**** Data for processing ****

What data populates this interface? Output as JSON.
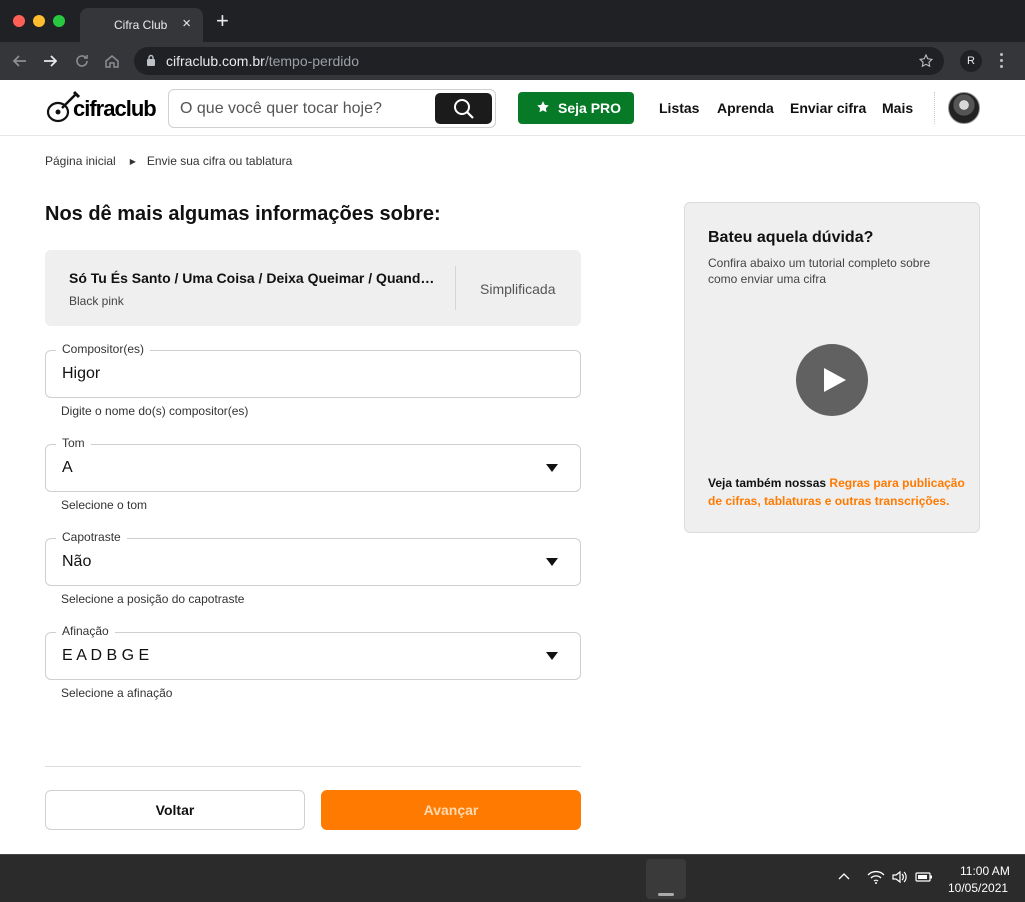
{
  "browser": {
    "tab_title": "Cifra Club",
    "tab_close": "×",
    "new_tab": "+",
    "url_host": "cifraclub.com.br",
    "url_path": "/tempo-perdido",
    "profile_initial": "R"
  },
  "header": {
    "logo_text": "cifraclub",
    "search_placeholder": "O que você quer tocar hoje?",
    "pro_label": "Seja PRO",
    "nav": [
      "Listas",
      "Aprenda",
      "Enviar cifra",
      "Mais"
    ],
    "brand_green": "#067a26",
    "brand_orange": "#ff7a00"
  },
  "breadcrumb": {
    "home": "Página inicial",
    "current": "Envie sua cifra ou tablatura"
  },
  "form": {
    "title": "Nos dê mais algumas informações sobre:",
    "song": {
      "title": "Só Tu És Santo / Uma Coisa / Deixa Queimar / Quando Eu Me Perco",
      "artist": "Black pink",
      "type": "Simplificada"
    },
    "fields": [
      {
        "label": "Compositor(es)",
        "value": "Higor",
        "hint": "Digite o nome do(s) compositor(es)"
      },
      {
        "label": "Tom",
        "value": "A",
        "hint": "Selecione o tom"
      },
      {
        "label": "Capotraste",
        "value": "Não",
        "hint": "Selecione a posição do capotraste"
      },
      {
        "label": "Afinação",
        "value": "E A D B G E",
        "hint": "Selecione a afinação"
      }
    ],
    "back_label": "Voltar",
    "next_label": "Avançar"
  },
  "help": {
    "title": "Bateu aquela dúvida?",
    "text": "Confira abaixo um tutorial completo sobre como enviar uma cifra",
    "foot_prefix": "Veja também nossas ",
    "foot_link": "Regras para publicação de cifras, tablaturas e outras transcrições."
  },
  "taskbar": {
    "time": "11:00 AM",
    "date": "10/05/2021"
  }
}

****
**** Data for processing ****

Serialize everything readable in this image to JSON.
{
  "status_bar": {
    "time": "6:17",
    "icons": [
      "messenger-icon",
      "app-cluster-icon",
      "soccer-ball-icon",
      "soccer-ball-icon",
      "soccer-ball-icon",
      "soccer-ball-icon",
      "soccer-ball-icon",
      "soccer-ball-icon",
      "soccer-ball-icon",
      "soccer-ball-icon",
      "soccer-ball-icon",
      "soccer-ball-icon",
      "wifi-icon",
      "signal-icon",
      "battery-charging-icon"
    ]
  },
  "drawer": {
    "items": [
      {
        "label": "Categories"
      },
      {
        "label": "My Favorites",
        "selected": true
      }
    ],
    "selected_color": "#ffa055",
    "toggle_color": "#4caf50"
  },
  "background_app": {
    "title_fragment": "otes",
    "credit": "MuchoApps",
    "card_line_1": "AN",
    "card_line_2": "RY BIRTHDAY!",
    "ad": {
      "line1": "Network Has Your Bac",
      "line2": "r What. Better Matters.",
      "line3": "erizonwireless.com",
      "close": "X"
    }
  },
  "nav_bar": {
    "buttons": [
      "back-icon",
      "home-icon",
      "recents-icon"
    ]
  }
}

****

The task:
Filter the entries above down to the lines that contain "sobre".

Solved exercise:
    "title": "Nos dê mais algumas informações sobre:",
    "text": "Confira abaixo um tutorial completo sobre como enviar uma cifra",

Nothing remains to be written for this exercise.